Gambling involves placing something of value on an event involving chance or randomness, such as a lottery ticket, playing a game of cards, or betting with friends. It can be a fun way to pass time or socialise with friends, but it can also cause serious problems. Some people become addicted to gambling and start to lose control of their finances, relationships and lives. Some even experience serious health issues.
Gambling is a widespread activity that has been legalised or banned in different parts of the world for various reasons. People gamble for social reasons, to win money, for entertainment and thrills, or because they think it’s a good way to relax and unwind. People who gamble for emotional or impulsive reasons can develop an addiction to the activity, and may need help.
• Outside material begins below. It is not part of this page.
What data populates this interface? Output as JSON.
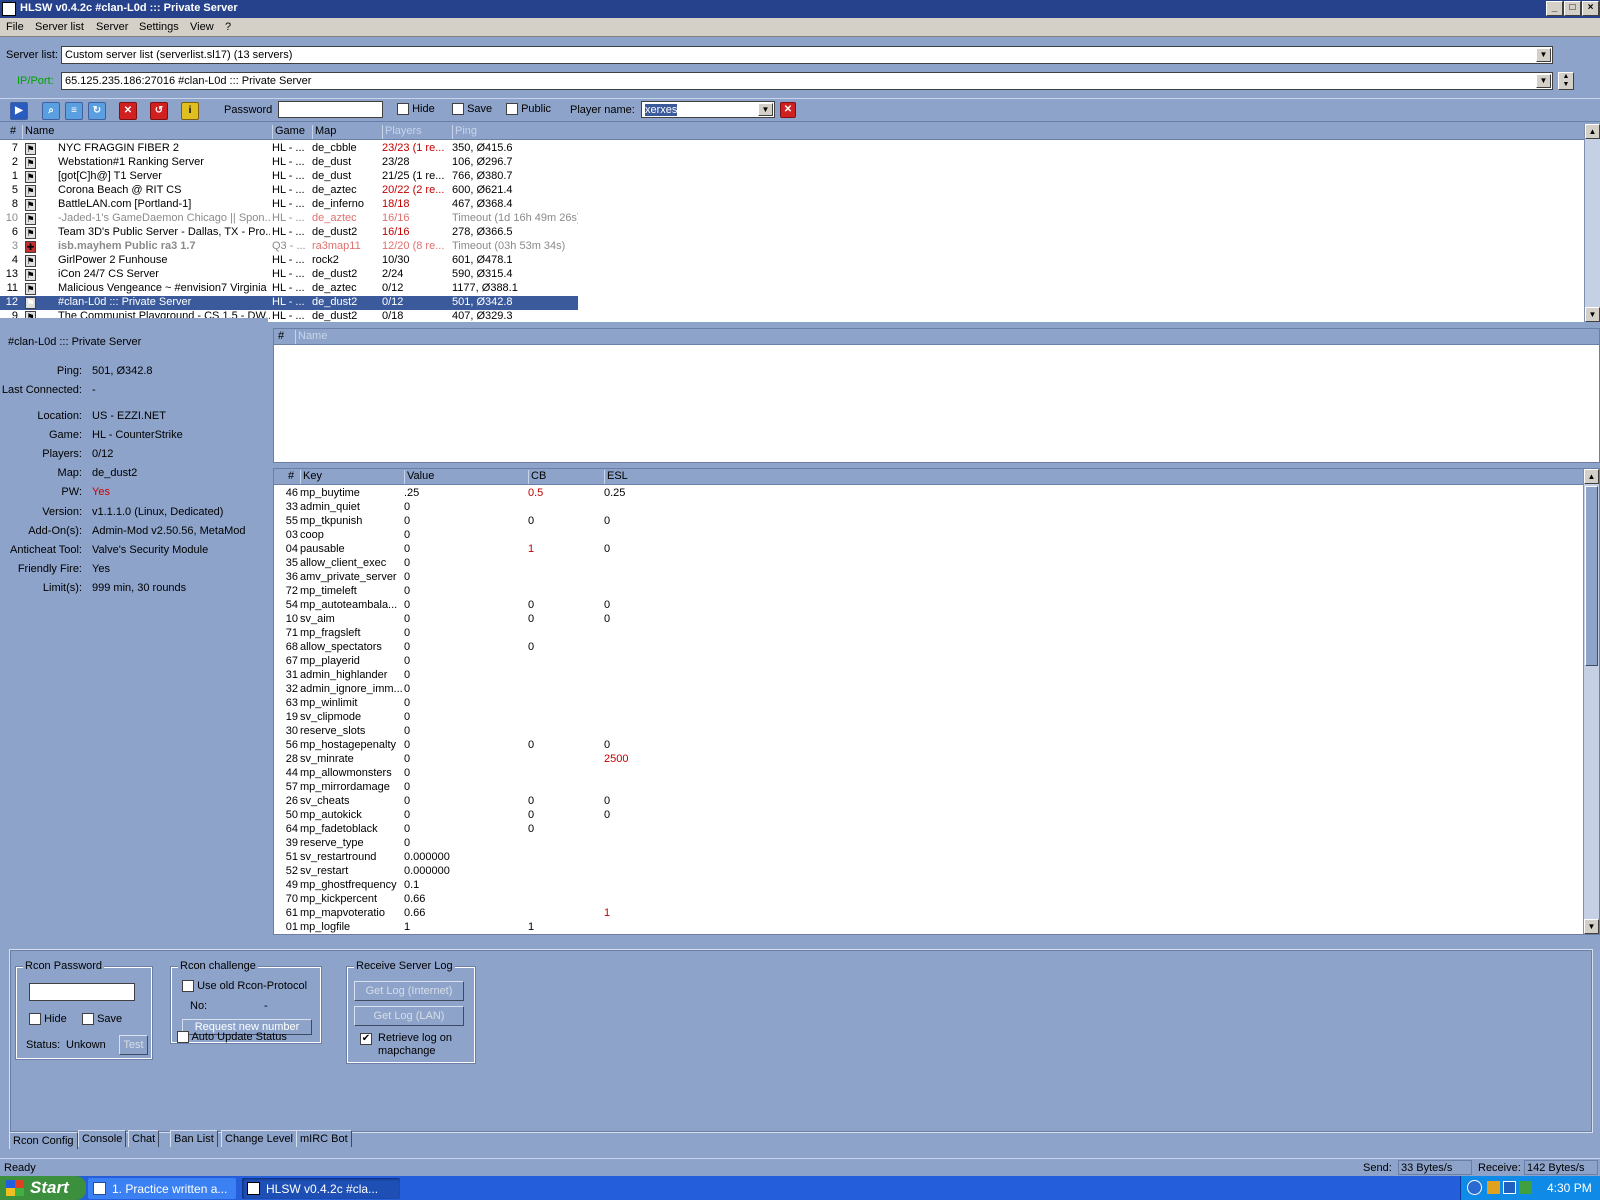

Problem gambling can affect anyone, and it can happen at any age or stage of life. However, it is more likely to occur in adolescence or young adulthood and tends to get worse over time. Men are more likely to develop a gambling problem, and they typically begin at a younger age than women.
Compulsive gambling is a mental illness and should be treated as such. It is a complex issue that requires professional help from a therapist or psychiatrist. A therapist will work with you to understand the underlying issues that contribute to your gambling habits and help you develop healthier coping mechanisms. They can also help you address any mood disorders that may have been triggered or made worse by your gambling. These include depression, anxiety, substance abuse and other mood issues.
In order to overcome a gambling problem, it’s important to strengthen your support network. This can be done by spending more time with friends, joining a book club, sports team or other community group, or volunteering. You can also join a peer support group, such as Gamblers Anonymous, which follows a similar model to Alcoholics Anonymous and offers guidance on staying free from gambling.
One of the biggest factors that can contribute to a gambling problem is chasing lost money. Many gamblers become obsessed with trying to win back their losses, which can lead to further financial ruin. This can also have a negative impact on their relationships, as they spend more and more time away from their family and friends.
Another risk factor is becoming superstitious. It’s easy to fall into the trap of believing that there are ways to improve your chances of winning, such as throwing dice in a certain manner or wearing a lucky charm. Unfortunately, it’s impossible to control the outcome of a gamble, so you should stop relying on superstitions and realise that luck is just a part of the game.